**Task data:**
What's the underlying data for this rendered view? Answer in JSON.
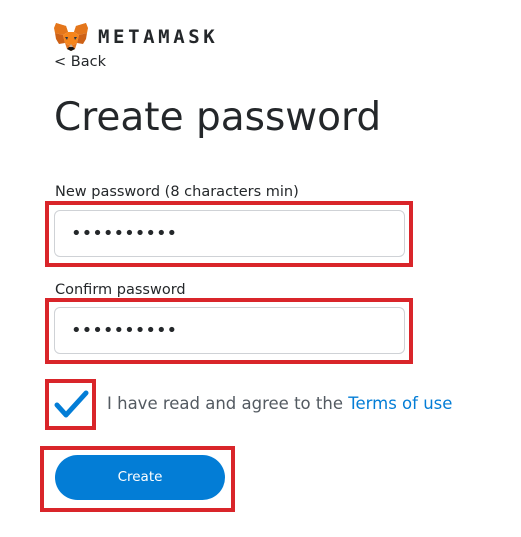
{
  "brand": {
    "name": "METAMASK",
    "icon": "metamask-fox-icon"
  },
  "nav": {
    "back_label": "< Back"
  },
  "page": {
    "title": "Create password"
  },
  "form": {
    "new_password": {
      "label": "New password (8 characters min)",
      "value": "••••••••••"
    },
    "confirm_password": {
      "label": "Confirm password",
      "value": "••••••••••"
    },
    "terms": {
      "checked": true,
      "text": "I have read and agree to the ",
      "link_label": "Terms of use"
    },
    "submit_label": "Create"
  },
  "colors": {
    "accent": "#037dd6",
    "highlight": "#d9252a",
    "text": "#24272a"
  }
}
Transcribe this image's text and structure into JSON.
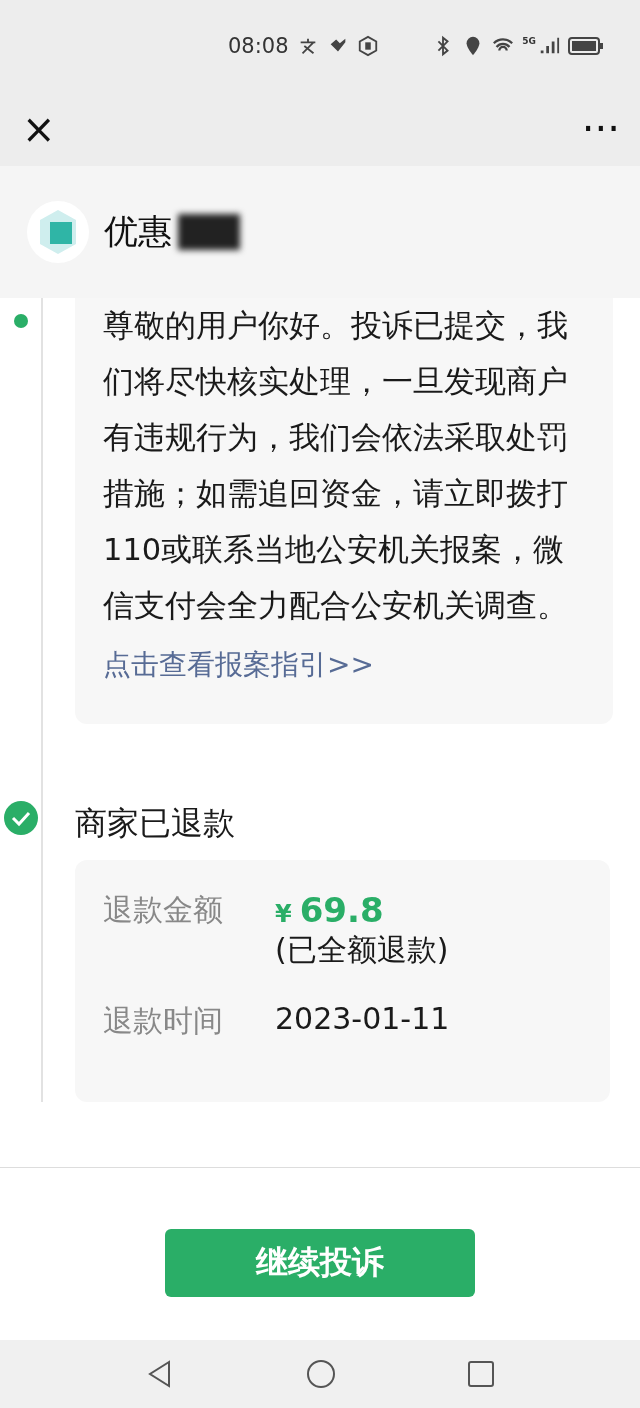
{
  "status_bar": {
    "time": "08:08",
    "network": "5G"
  },
  "nav": {
    "close": "×",
    "more": "···"
  },
  "header": {
    "title": "优惠",
    "redacted": true
  },
  "timeline": [
    {
      "kind": "message",
      "done": false,
      "text": "尊敬的用户你好。投诉已提交，我们将尽快核实处理，一旦发现商户有违规行为，我们会依法采取处罚措施；如需追回资金，请立即拨打110或联系当地公安机关报案，微信支付会全力配合公安机关调查。",
      "link": "点击查看报案指引>>"
    },
    {
      "kind": "refund",
      "done": true,
      "title": "商家已退款",
      "rows": [
        {
          "label": "退款金额",
          "currency": "¥",
          "amount": "69.8",
          "note": "(已全额退款)"
        },
        {
          "label": "退款时间",
          "value": "2023-01-11"
        }
      ]
    }
  ],
  "button": "继续投诉"
}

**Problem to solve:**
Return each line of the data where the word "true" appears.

**The completed task:**
      "checked": true,
    "redacted": true
      "done": true,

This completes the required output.